▶

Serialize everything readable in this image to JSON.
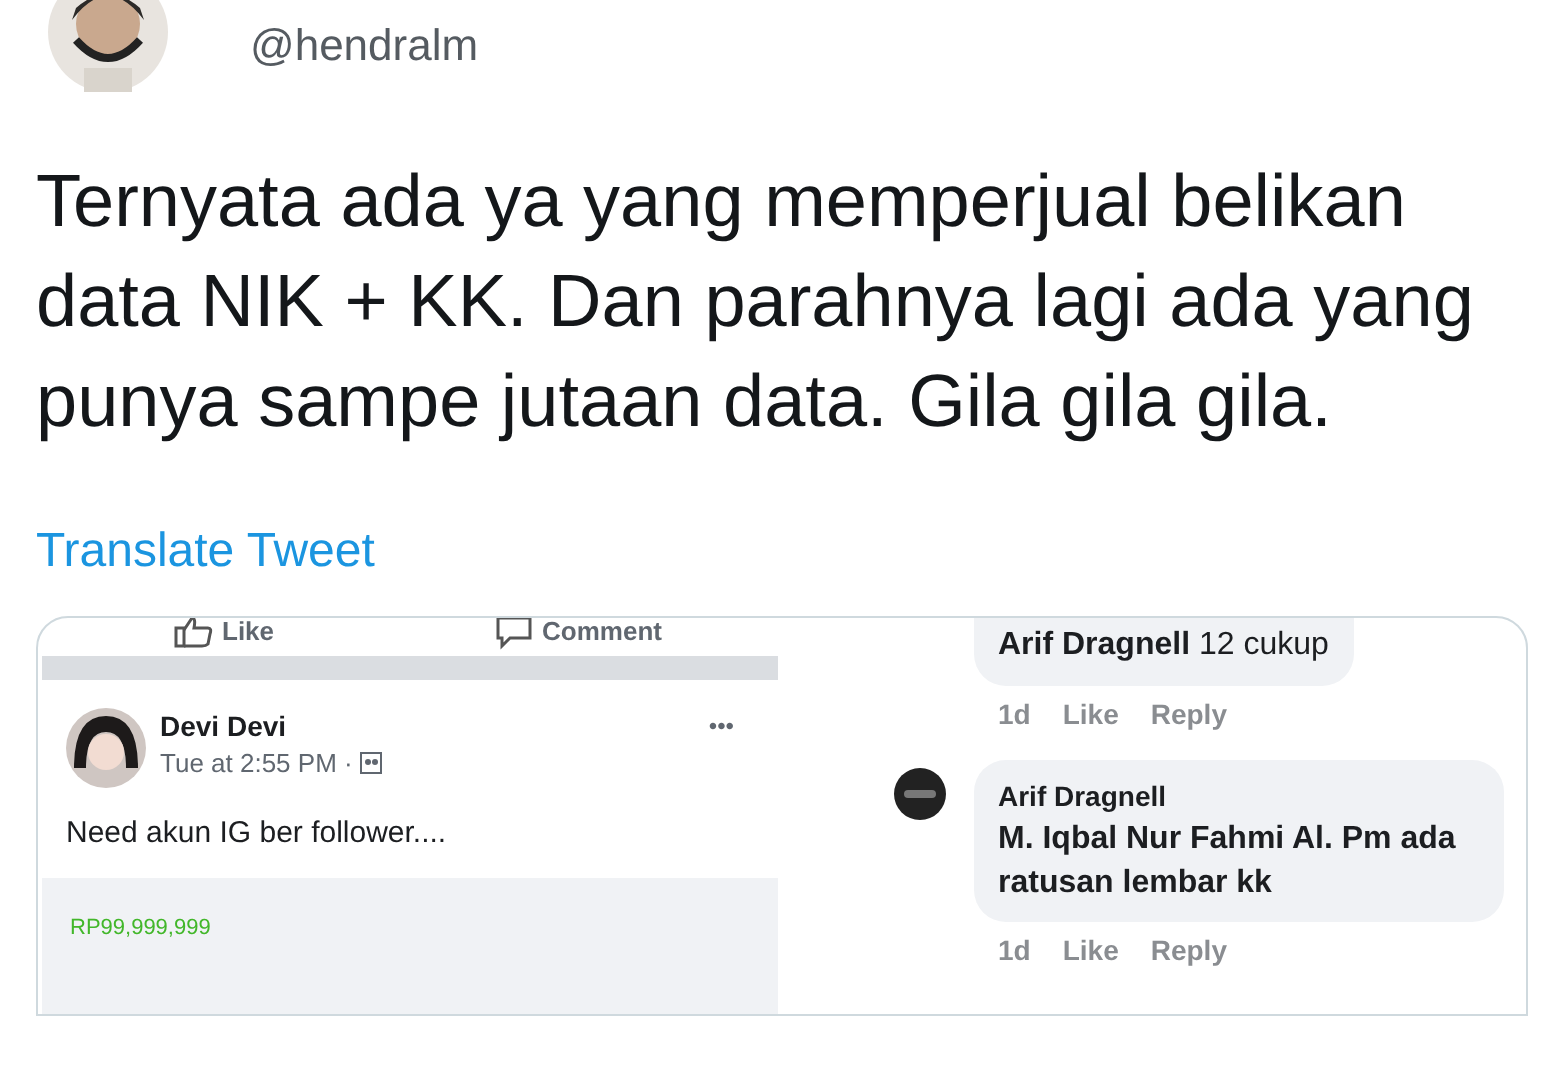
{
  "tweet": {
    "handle": "@hendralm",
    "text": "Ternyata ada ya yang memperjual belikan data NIK + KK. Dan parahnya lagi ada yang punya sampe jutaan data. Gila gila gila.",
    "translate": "Translate Tweet"
  },
  "media": {
    "post": {
      "actions": [
        {
          "kind": "like",
          "label": "Like"
        },
        {
          "kind": "comment",
          "label": "Comment"
        }
      ],
      "author": "Devi Devi",
      "time": "Tue at 2:55 PM ·",
      "more": "•••",
      "text": "Need akun IG ber follower....",
      "price": "RP99,999,999"
    },
    "comments": [
      {
        "kind": "inline",
        "text": "**Arif Dragnell** 12 cukup",
        "age": "1d",
        "like": "Like",
        "reply": "Reply"
      },
      {
        "kind": "full",
        "author": "Arif Dragnell",
        "text": "M. Iqbal Nur Fahmi Al. Pm ada ratusan lembar kk",
        "age": "1d",
        "like": "Like",
        "reply": "Reply"
      }
    ]
  }
}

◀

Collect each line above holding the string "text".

RESPONSE BELOW:
    "text": "Ternyata ada ya yang memperjual belikan data NIK + KK. Dan parahnya lagi ada yang punya sampe jutaan data. Gila gila gila.",
      "text": "Need akun IG ber follower....",
        "text": "**Arif Dragnell** 12 cukup",
        "text": "M. Iqbal Nur Fahmi Al. Pm ada ratusan lembar kk",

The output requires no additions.